Obama lavishes praise on 'smart' 'effective' Cameron
President Barack Obama offered a lavish endorsement of David Cameron on Wednesday, as the new British prime minister got down to work on Britain's buckled public finances with his new coalition.
The London government meanwhile said the new Foreign Secretary William Hague would make an early trip to Washington on Friday to take up a relationship which was sometimes perceived as awkward under Gordon Brown's premiership.
Obama praised Cameron as he took up the reins of a coalition with Britain's Liberal Democrats, which some observers fear may not be sufficiently robust to make tough decision on the economic plight of Britain and Europe.
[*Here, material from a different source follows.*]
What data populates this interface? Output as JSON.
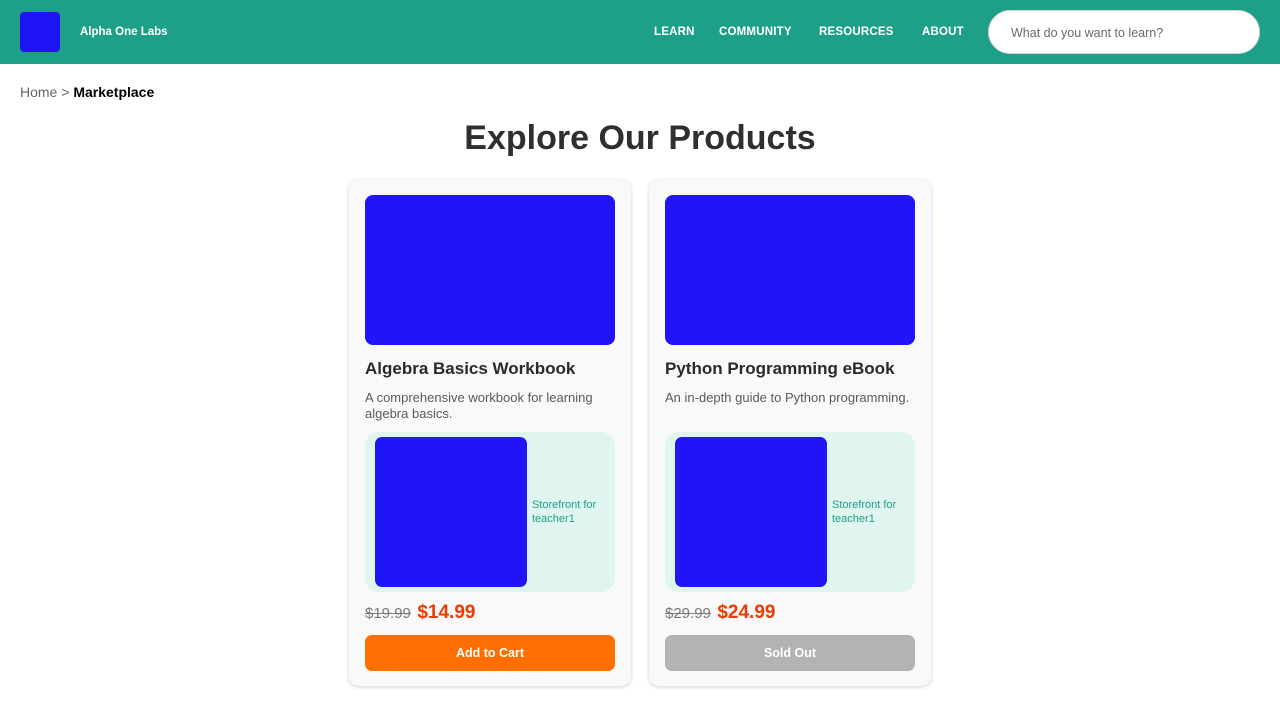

"I find him to be a smart, dedicated, effective leader and somebody who we are going to be able to work with very effectively," Obama said, when asked if the new British government would weaken its commitment to the Afghan war.
"He reaffirmed without me bringing it up, his commitment to our strategy in Afghanistan."
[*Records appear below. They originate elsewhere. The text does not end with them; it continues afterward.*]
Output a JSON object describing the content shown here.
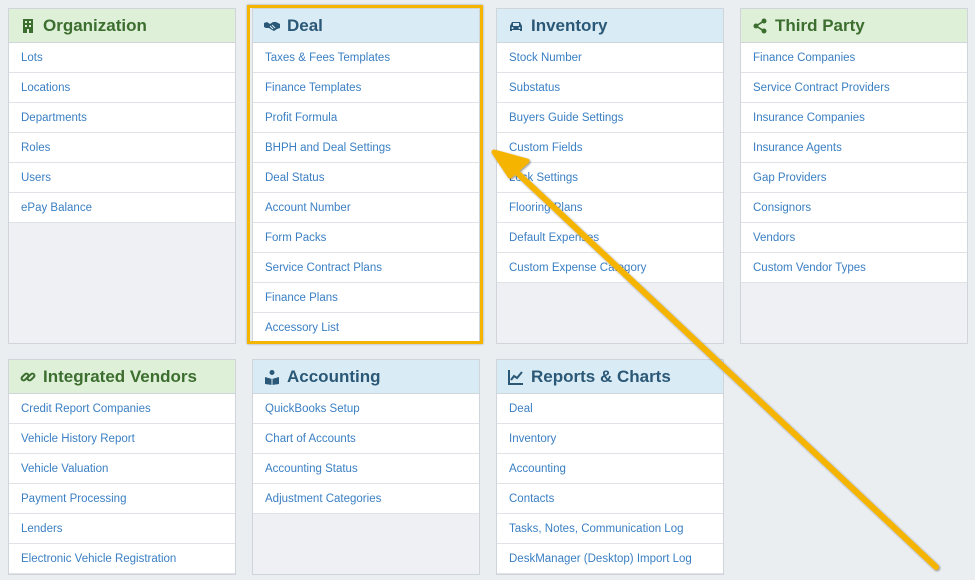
{
  "panels": {
    "organization": {
      "title": "Organization",
      "items": [
        "Lots",
        "Locations",
        "Departments",
        "Roles",
        "Users",
        "ePay Balance"
      ]
    },
    "deal": {
      "title": "Deal",
      "items": [
        "Taxes & Fees Templates",
        "Finance Templates",
        "Profit Formula",
        "BHPH and Deal Settings",
        "Deal Status",
        "Account Number",
        "Form Packs",
        "Service Contract Plans",
        "Finance Plans",
        "Accessory List"
      ]
    },
    "inventory": {
      "title": "Inventory",
      "items": [
        "Stock Number",
        "Substatus",
        "Buyers Guide Settings",
        "Custom Fields",
        "Lock Settings",
        "Flooring Plans",
        "Default Expenses",
        "Custom Expense Category"
      ]
    },
    "third_party": {
      "title": "Third Party",
      "items": [
        "Finance Companies",
        "Service Contract Providers",
        "Insurance Companies",
        "Insurance Agents",
        "Gap Providers",
        "Consignors",
        "Vendors",
        "Custom Vendor Types"
      ]
    },
    "integrated_vendors": {
      "title": "Integrated Vendors",
      "items": [
        "Credit Report Companies",
        "Vehicle History Report",
        "Vehicle Valuation",
        "Payment Processing",
        "Lenders",
        "Electronic Vehicle Registration"
      ]
    },
    "accounting": {
      "title": "Accounting",
      "items": [
        "QuickBooks Setup",
        "Chart of Accounts",
        "Accounting Status",
        "Adjustment Categories"
      ]
    },
    "reports": {
      "title": "Reports & Charts",
      "items": [
        "Deal",
        "Inventory",
        "Accounting",
        "Contacts",
        "Tasks, Notes, Communication Log",
        "DeskManager (Desktop) Import Log"
      ]
    }
  },
  "icons": {
    "organization": "building-icon",
    "deal": "handshake-icon",
    "inventory": "car-icon",
    "third_party": "share-icon",
    "integrated_vendors": "link-icon",
    "accounting": "users-book-icon",
    "reports": "line-chart-icon"
  },
  "colors": {
    "green_header_bg": "#dff0d8",
    "green_header_text": "#3c6e2f",
    "blue_header_bg": "#d9ecf6",
    "blue_header_text": "#2b5876",
    "link": "#3a7fc3",
    "highlight": "#f5b400"
  }
}
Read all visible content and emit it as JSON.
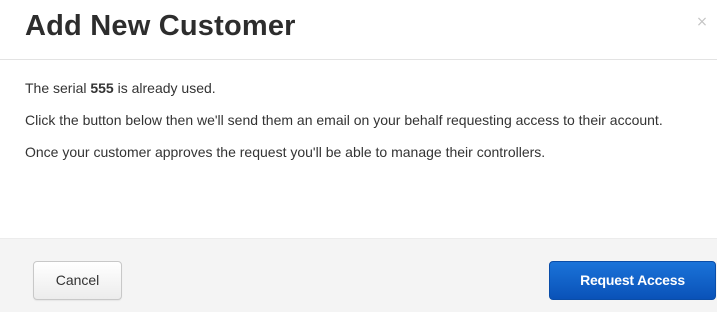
{
  "dialog": {
    "title": "Add New Customer",
    "close_glyph": "×"
  },
  "body": {
    "serial_prefix": "The serial ",
    "serial_number": "555",
    "serial_suffix": " is already used.",
    "instructions": "Click the button below then we'll send them an email on your behalf requesting access to their account.",
    "approval_note": "Once your customer approves the request you'll be able to manage their controllers."
  },
  "footer": {
    "cancel_label": "Cancel",
    "request_label": "Request Access"
  },
  "colors": {
    "primary": "#1a6fd6",
    "footer_bg": "#f4f4f4",
    "title": "#2d2d2d"
  },
  "icons": {
    "close": "close-icon"
  }
}
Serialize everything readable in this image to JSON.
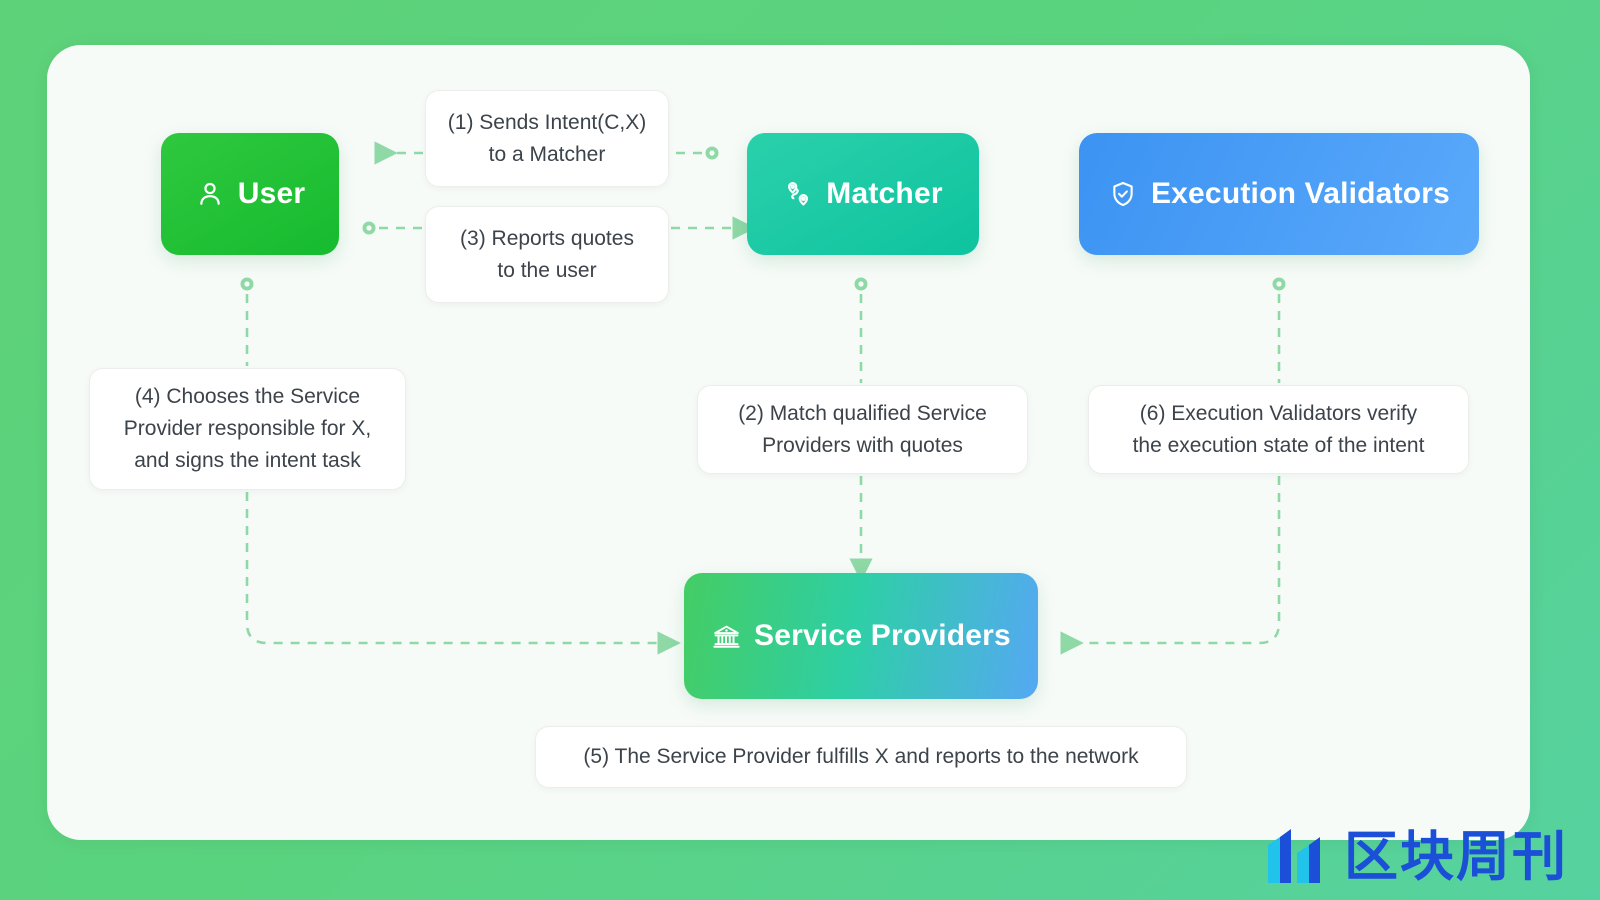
{
  "diagram": {
    "nodes": [
      {
        "id": "user",
        "label": "User",
        "icon": "user-icon",
        "color": "#16bb2e"
      },
      {
        "id": "matcher",
        "label": "Matcher",
        "icon": "route-pins-icon",
        "color": "#0ec39f"
      },
      {
        "id": "validators",
        "label": "Execution Validators",
        "icon": "shield-check-icon",
        "color": "#3c93f2"
      },
      {
        "id": "providers",
        "label": "Service Providers",
        "icon": "bank-icon",
        "color": "#2ecfa6"
      }
    ],
    "steps": [
      {
        "id": "step-1",
        "number": "(1)",
        "text": "(1) Sends Intent(C,X)\nto a Matcher"
      },
      {
        "id": "step-2",
        "number": "(2)",
        "text": "(2) Match qualified Service\nProviders with quotes"
      },
      {
        "id": "step-3",
        "number": "(3)",
        "text": "(3) Reports quotes\nto the user"
      },
      {
        "id": "step-4",
        "number": "(4)",
        "text": "(4) Chooses the Service\nProvider responsible for X,\nand signs the intent task"
      },
      {
        "id": "step-5",
        "number": "(5)",
        "text": "(5) The Service Provider fulfills X and reports to the network"
      },
      {
        "id": "step-6",
        "number": "(6)",
        "text": "(6) Execution Validators verify\nthe execution state of the intent"
      }
    ],
    "connectors": [
      {
        "from": "matcher",
        "to": "user",
        "label_ref": "step-1",
        "style": "dashed",
        "arrow": "left"
      },
      {
        "from": "user",
        "to": "matcher",
        "label_ref": "step-3",
        "style": "dashed",
        "arrow": "right"
      },
      {
        "from": "matcher",
        "to": "providers",
        "label_ref": "step-2",
        "style": "dashed",
        "arrow": "down"
      },
      {
        "from": "user",
        "to": "providers",
        "label_ref": "step-4",
        "style": "dashed",
        "arrow": "right"
      },
      {
        "from": "validators",
        "to": "providers",
        "label_ref": "step-6",
        "style": "dashed",
        "arrow": "left"
      }
    ],
    "line_color": "#8fd9a7"
  },
  "watermark": {
    "text": "区块周刊",
    "logo": "bars-logo-icon",
    "color": "#1b4fd8"
  }
}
"And I am confident that the new government is going to recognize that it is in the interest of all the coalition partners to help President Karzai succeed," Obama said, as he stood alongside the Afghan leader.
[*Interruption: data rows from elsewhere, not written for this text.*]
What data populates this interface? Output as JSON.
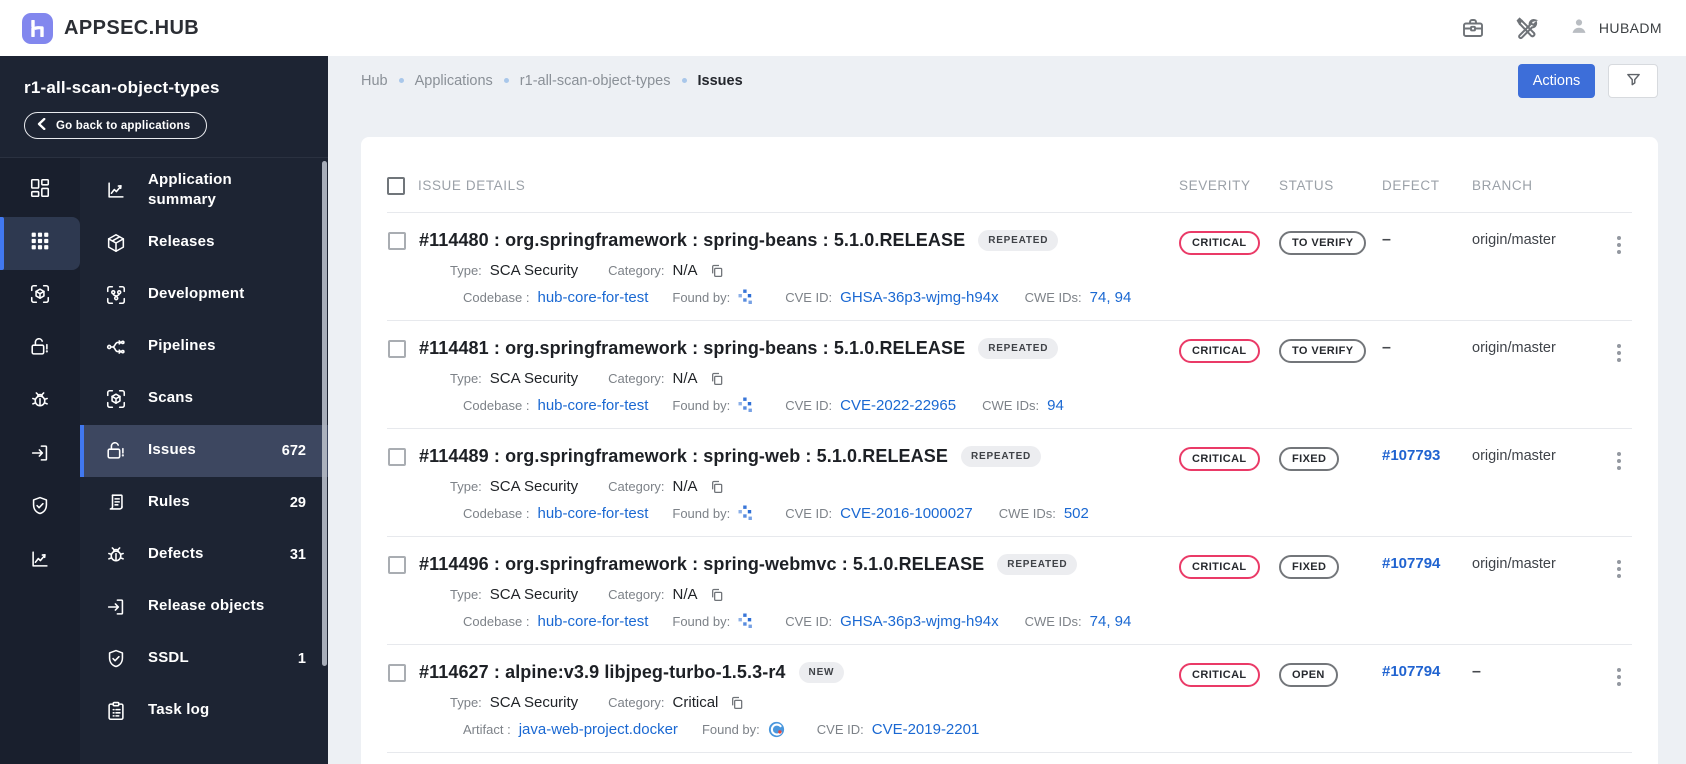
{
  "header": {
    "logo_text": "APPSEC.HUB",
    "user_name": "HUBADM"
  },
  "sidebar": {
    "app_title": "r1-all-scan-object-types",
    "back_button_label": "Go back to applications",
    "rail": [
      {
        "icon": "dashboard-icon",
        "active": false
      },
      {
        "icon": "apps-grid-icon",
        "active": true
      },
      {
        "icon": "scan-cube-icon",
        "active": false
      },
      {
        "icon": "lock-alert-icon",
        "active": false
      },
      {
        "icon": "bug-icon",
        "active": false
      },
      {
        "icon": "exit-icon",
        "active": false
      },
      {
        "icon": "shield-check-icon",
        "active": false
      },
      {
        "icon": "chart-line-icon",
        "active": false
      }
    ],
    "menu": [
      {
        "icon": "chart-line-icon",
        "label": "Application summary",
        "count": "",
        "active": false
      },
      {
        "icon": "package-icon",
        "label": "Releases",
        "count": "",
        "active": false
      },
      {
        "icon": "dev-branch-icon",
        "label": "Development",
        "count": "",
        "active": false
      },
      {
        "icon": "pipelines-icon",
        "label": "Pipelines",
        "count": "",
        "active": false
      },
      {
        "icon": "scan-cube-icon",
        "label": "Scans",
        "count": "",
        "active": false
      },
      {
        "icon": "lock-alert-icon",
        "label": "Issues",
        "count": "672",
        "active": true
      },
      {
        "icon": "rules-icon",
        "label": "Rules",
        "count": "29",
        "active": false
      },
      {
        "icon": "bug-icon",
        "label": "Defects",
        "count": "31",
        "active": false
      },
      {
        "icon": "exit-icon",
        "label": "Release objects",
        "count": "",
        "active": false
      },
      {
        "icon": "shield-check-icon",
        "label": "SSDL",
        "count": "1",
        "active": false
      },
      {
        "icon": "clipboard-icon",
        "label": "Task log",
        "count": "",
        "active": false
      }
    ]
  },
  "breadcrumb": [
    "Hub",
    "Applications",
    "r1-all-scan-object-types",
    "Issues"
  ],
  "toolbar": {
    "actions_label": "Actions"
  },
  "table": {
    "columns": {
      "details": "ISSUE DETAILS",
      "severity": "SEVERITY",
      "status": "STATUS",
      "defect": "DEFECT",
      "branch": "BRANCH"
    },
    "rows": [
      {
        "title": "#114480 : org.springframework : spring-beans : 5.1.0.RELEASE",
        "badge": "REPEATED",
        "type_label": "Type:",
        "type_value": "SCA Security",
        "category_label": "Category:",
        "category_value": "N/A",
        "source_label": "Codebase :",
        "source_value": "hub-core-for-test",
        "found_by_label": "Found by:",
        "found_by_icon": "dependency-scanner-icon",
        "cve_label": "CVE ID:",
        "cve_value": "GHSA-36p3-wjmg-h94x",
        "cwe_label": "CWE IDs:",
        "cwe_value": "74, 94",
        "severity": "CRITICAL",
        "status": "TO VERIFY",
        "defect": "–",
        "branch": "origin/master"
      },
      {
        "title": "#114481 : org.springframework : spring-beans : 5.1.0.RELEASE",
        "badge": "REPEATED",
        "type_label": "Type:",
        "type_value": "SCA Security",
        "category_label": "Category:",
        "category_value": "N/A",
        "source_label": "Codebase :",
        "source_value": "hub-core-for-test",
        "found_by_label": "Found by:",
        "found_by_icon": "dependency-scanner-icon",
        "cve_label": "CVE ID:",
        "cve_value": "CVE-2022-22965",
        "cwe_label": "CWE IDs:",
        "cwe_value": "94",
        "severity": "CRITICAL",
        "status": "TO VERIFY",
        "defect": "–",
        "branch": "origin/master"
      },
      {
        "title": "#114489 : org.springframework : spring-web : 5.1.0.RELEASE",
        "badge": "REPEATED",
        "type_label": "Type:",
        "type_value": "SCA Security",
        "category_label": "Category:",
        "category_value": "N/A",
        "source_label": "Codebase :",
        "source_value": "hub-core-for-test",
        "found_by_label": "Found by:",
        "found_by_icon": "dependency-scanner-icon",
        "cve_label": "CVE ID:",
        "cve_value": "CVE-2016-1000027",
        "cwe_label": "CWE IDs:",
        "cwe_value": "502",
        "severity": "CRITICAL",
        "status": "FIXED",
        "defect": "#107793",
        "branch": "origin/master"
      },
      {
        "title": "#114496 : org.springframework : spring-webmvc : 5.1.0.RELEASE",
        "badge": "REPEATED",
        "type_label": "Type:",
        "type_value": "SCA Security",
        "category_label": "Category:",
        "category_value": "N/A",
        "source_label": "Codebase :",
        "source_value": "hub-core-for-test",
        "found_by_label": "Found by:",
        "found_by_icon": "dependency-scanner-icon",
        "cve_label": "CVE ID:",
        "cve_value": "GHSA-36p3-wjmg-h94x",
        "cwe_label": "CWE IDs:",
        "cwe_value": "74, 94",
        "severity": "CRITICAL",
        "status": "FIXED",
        "defect": "#107794",
        "branch": "origin/master"
      },
      {
        "title": "#114627 : alpine:v3.9 libjpeg-turbo-1.5.3-r4",
        "badge": "NEW",
        "type_label": "Type:",
        "type_value": "SCA Security",
        "category_label": "Category:",
        "category_value": "Critical",
        "source_label": "Artifact :",
        "source_value": "java-web-project.docker",
        "found_by_label": "Found by:",
        "found_by_icon": "anchore-scanner-icon",
        "cve_label": "CVE ID:",
        "cve_value": "CVE-2019-2201",
        "cwe_label": "",
        "cwe_value": "",
        "severity": "CRITICAL",
        "status": "OPEN",
        "defect": "#107794",
        "branch": "–"
      }
    ]
  },
  "colors": {
    "accent_blue": "#3d6ed9",
    "link_blue": "#1a68d2",
    "critical_red": "#ea3a67",
    "sidebar_active_blue": "#4178f0",
    "sidebar_bg": "#1d2433"
  }
}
Obama called Cameron on Tuesday moments after the walked into 10 Downing Street after succeeding Brown, following five days of uncertainty and political bargaining with the Liberal Democrats.
A Foreign Office spokesman said that Hague had been invited to Washington on Friday by Secretary of State Hillary Clinton.
Hague said on Tuesday the new British government wanted a "solid but not slavish relationship" with the United States, stressing the importance of the relationship between the two countries.
"No doubt we will not agree on everything," he said. "But they remain, in intelligence matters, in nuclear matters, in international diplomacy, in what we are doing in Afghanistan, the indispensable partner of this country."
In comments that will be warmly welcomed in London, Obama praised the "extraordinary, special relationship between the United States and Great Britain; one that outlasts any individual party, any individual leader."
"It is built up over centuries, and it's not going to go away."
There have been repeated questions in London and Washington whether Obama is as committed to the relationship with Britain as previous presidents, as he seeks to forge future ties between the United States in the developing world.
While Obama and Brown forged respect while battling the deepest economic crisis in decades, they seemed an odd political couple.
Some observers say Obama treated Brown brusquely at first, and insulted some Britons when he removed a bust of Winston Churchill from the Oval Office.
Brown, a formal Scot, seemed from a different political generation than the flashy Obama.
"Cameron is a very smooth, polished character," said Reginald Dale of the Center for Strategic and International Studies.
"He has more of the social graces than Gordon Brown, who was an angular, crusty character, who was always seething underneath."
The White House repeatedly denied it snubbed Brown, and despaired of tales of Anglo-US tension whipped up by the British press.
But early on, the Obama White House did seem loath to pay rhetorical homage to the "special relationship."
Obama, who last year dubbed himself the first "Pacific president," seems to lack his predecessors' cultural or emotional empathy toward Europe.
But given the power of the European economy, even in its current indebted state, the last thing he needs is another weak European government wary of tough decisions on slashing deficits and cutting budgets.
As Obama's comments showed, Britain is most valued here for signing up to US military adventures overseas, like Afghanistan.
But with the British military braced for massive budget cuts, some in Washington wonder how long London will pack a significant punch overseas.
Cameron may also face US pressure on Europe: traditionally the White House likes to see Britain engaged on the continent.
Cameron's Conservatives, however, are riven with splits over Europe, and their Euro-skepticism may limit their clout on the continent.
Many of the Liberal Democrats are hugely pro-Europe, and the coalition deal appears to have formalized a split in the heart of the new British government.
© 2010 AFP